(SUPPLIED RECORDS Opens)

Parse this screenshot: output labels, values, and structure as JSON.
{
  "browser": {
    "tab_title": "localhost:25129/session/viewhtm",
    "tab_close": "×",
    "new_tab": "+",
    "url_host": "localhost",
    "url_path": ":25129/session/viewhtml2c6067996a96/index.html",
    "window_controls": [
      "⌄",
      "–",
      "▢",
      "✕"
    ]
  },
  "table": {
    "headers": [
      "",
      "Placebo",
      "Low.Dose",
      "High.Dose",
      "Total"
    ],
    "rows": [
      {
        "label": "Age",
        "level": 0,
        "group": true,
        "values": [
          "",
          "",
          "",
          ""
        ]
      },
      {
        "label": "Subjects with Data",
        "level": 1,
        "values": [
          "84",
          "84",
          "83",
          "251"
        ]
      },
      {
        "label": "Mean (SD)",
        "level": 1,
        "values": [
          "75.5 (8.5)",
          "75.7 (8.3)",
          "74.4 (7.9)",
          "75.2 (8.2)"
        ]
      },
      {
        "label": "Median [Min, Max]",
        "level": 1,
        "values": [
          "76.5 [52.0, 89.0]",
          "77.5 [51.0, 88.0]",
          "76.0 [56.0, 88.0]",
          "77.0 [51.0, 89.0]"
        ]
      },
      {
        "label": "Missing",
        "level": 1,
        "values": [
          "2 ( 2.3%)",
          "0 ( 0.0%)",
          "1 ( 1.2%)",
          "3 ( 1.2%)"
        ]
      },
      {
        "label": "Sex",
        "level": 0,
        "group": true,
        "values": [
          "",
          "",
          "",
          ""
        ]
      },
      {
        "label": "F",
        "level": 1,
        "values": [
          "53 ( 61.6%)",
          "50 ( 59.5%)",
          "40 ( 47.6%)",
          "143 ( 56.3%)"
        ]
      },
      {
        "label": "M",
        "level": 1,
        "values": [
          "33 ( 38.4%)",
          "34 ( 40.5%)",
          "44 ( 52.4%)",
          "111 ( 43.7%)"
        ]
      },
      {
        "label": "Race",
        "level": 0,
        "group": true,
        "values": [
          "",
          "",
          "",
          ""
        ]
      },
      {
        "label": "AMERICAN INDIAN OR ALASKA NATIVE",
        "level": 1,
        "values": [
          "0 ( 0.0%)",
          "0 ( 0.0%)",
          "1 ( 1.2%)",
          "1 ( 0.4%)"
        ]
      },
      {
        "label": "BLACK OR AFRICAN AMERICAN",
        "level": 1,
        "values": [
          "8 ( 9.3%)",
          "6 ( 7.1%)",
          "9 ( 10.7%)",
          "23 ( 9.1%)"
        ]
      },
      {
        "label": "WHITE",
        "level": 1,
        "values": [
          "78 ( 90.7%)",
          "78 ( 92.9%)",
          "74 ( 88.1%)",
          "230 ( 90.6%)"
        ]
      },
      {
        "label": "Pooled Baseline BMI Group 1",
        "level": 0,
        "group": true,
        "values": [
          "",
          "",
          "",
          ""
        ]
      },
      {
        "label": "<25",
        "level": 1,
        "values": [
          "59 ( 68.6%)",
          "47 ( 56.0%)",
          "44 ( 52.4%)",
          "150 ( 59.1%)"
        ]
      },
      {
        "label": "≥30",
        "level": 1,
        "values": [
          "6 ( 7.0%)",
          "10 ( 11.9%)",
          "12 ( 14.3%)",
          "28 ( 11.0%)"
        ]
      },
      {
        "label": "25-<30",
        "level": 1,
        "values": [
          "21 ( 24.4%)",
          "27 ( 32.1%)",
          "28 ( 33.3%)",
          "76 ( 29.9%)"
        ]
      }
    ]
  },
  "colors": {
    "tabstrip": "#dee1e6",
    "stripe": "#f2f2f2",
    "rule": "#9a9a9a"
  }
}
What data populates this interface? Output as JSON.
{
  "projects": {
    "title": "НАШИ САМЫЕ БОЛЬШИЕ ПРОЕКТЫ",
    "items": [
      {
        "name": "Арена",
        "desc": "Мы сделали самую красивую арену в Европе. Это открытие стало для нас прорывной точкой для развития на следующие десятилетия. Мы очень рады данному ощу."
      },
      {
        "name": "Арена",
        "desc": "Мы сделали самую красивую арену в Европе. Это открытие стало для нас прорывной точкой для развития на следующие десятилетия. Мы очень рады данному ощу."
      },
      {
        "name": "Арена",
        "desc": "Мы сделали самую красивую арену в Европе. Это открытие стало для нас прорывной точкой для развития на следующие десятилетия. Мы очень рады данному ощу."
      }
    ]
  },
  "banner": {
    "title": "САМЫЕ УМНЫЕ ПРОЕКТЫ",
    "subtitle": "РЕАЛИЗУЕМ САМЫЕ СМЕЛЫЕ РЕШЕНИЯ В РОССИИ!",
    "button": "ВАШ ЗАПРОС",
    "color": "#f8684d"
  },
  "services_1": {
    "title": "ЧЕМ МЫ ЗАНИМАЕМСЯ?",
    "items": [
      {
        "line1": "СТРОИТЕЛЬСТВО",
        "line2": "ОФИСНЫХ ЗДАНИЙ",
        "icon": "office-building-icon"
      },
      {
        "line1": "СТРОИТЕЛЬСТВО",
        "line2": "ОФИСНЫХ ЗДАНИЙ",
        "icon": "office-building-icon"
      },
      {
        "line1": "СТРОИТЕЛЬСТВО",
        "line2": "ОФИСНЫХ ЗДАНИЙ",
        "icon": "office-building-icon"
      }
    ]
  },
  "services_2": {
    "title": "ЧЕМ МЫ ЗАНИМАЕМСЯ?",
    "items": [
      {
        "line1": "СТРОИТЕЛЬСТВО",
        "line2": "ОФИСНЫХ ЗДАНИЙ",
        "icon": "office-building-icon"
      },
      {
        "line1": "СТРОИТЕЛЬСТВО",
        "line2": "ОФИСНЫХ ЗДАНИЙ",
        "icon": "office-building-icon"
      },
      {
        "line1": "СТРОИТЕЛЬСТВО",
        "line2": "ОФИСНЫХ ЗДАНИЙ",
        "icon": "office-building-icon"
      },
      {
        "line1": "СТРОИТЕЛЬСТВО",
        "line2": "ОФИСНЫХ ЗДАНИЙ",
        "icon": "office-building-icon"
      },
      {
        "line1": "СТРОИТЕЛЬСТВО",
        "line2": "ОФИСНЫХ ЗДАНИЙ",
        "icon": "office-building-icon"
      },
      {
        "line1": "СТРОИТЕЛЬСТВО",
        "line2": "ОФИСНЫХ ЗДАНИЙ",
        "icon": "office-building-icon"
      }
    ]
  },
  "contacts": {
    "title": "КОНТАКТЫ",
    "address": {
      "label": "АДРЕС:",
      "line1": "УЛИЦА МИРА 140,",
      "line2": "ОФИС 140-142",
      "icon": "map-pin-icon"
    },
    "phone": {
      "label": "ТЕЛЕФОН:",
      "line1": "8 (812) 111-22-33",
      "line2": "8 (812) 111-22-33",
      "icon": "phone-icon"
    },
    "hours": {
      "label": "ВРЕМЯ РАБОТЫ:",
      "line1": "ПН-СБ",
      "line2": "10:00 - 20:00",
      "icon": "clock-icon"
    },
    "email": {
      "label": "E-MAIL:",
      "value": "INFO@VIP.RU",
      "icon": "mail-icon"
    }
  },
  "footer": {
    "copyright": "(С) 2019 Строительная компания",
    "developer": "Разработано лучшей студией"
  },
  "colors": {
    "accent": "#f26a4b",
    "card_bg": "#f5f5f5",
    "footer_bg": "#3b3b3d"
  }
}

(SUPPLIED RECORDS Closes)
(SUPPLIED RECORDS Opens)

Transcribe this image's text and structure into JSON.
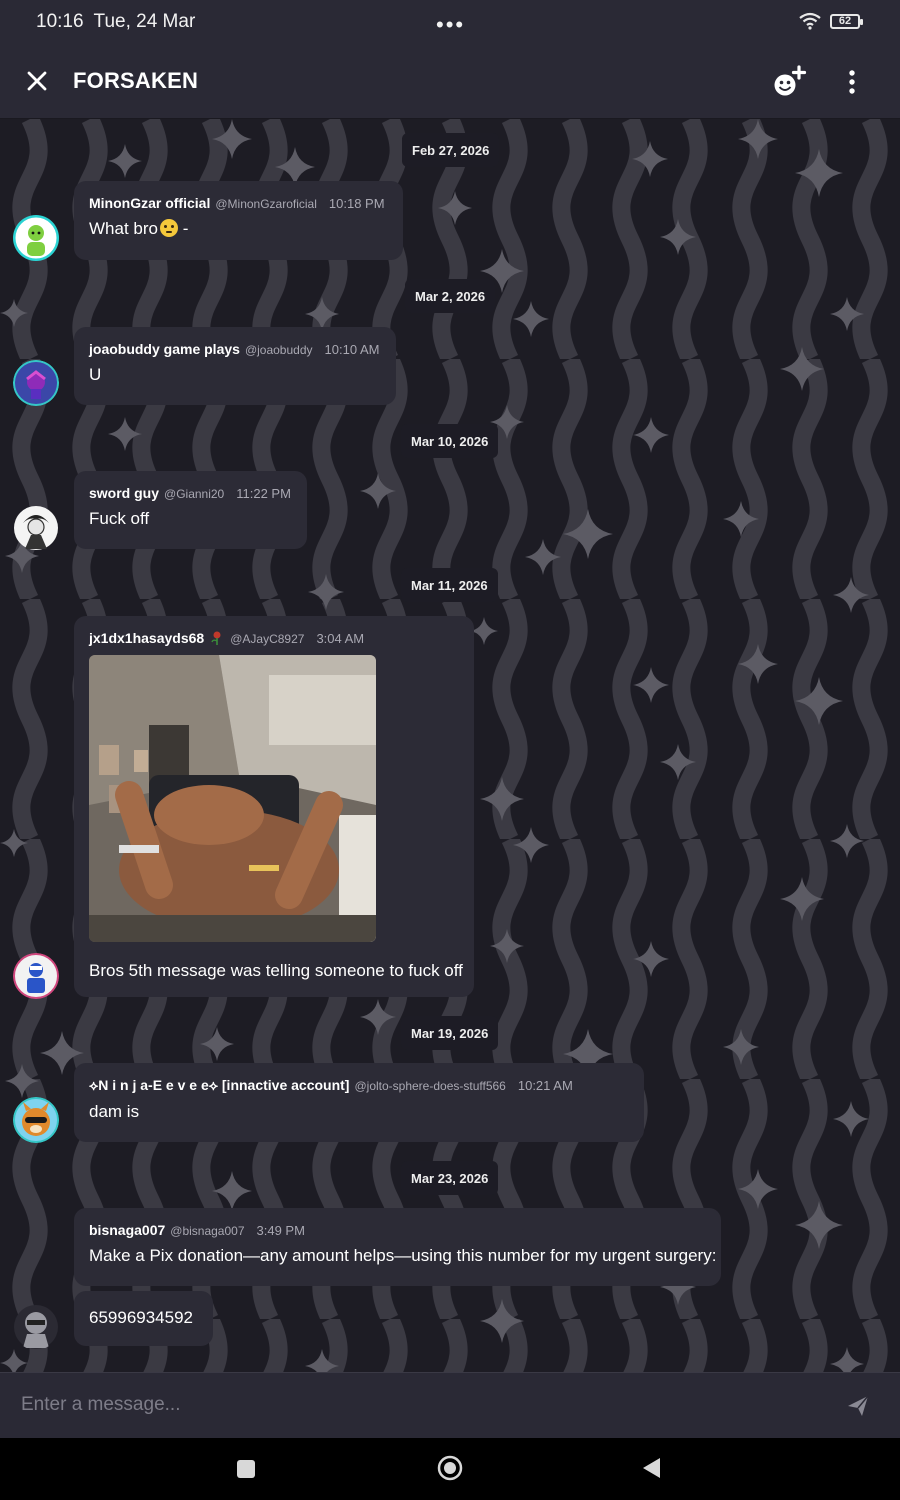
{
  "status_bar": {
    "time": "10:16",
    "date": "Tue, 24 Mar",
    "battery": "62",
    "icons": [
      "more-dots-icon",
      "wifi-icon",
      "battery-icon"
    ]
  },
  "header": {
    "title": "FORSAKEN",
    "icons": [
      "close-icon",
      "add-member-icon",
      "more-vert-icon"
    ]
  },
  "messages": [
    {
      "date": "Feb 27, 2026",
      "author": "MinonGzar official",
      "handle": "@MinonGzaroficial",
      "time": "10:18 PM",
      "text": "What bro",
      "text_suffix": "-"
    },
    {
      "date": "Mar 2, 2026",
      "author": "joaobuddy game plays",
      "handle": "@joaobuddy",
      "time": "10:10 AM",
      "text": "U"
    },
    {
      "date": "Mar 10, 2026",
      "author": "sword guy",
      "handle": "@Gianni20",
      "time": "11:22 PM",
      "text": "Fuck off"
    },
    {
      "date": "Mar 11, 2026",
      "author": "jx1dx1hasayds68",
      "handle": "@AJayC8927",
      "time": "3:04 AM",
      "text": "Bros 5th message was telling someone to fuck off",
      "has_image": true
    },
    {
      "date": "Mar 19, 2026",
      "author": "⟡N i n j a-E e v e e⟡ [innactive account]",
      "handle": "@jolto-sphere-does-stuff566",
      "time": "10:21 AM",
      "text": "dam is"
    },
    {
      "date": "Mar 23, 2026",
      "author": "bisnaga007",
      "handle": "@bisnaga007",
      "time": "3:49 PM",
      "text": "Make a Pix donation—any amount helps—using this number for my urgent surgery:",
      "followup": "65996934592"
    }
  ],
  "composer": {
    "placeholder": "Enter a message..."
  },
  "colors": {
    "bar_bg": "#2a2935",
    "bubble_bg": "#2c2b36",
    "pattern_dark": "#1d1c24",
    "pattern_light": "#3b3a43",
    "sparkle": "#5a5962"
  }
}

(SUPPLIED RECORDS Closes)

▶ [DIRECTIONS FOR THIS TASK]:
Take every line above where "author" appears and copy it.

▶ [EXERCISE OUTPUT]:
      "author": "MinonGzar official",
      "author": "joaobuddy game plays",
      "author": "sword guy",
      "author": "jx1dx1hasayds68",
      "author": "⟡N i n j a-E e v e e⟡ [innactive account]",
      "author": "bisnaga007",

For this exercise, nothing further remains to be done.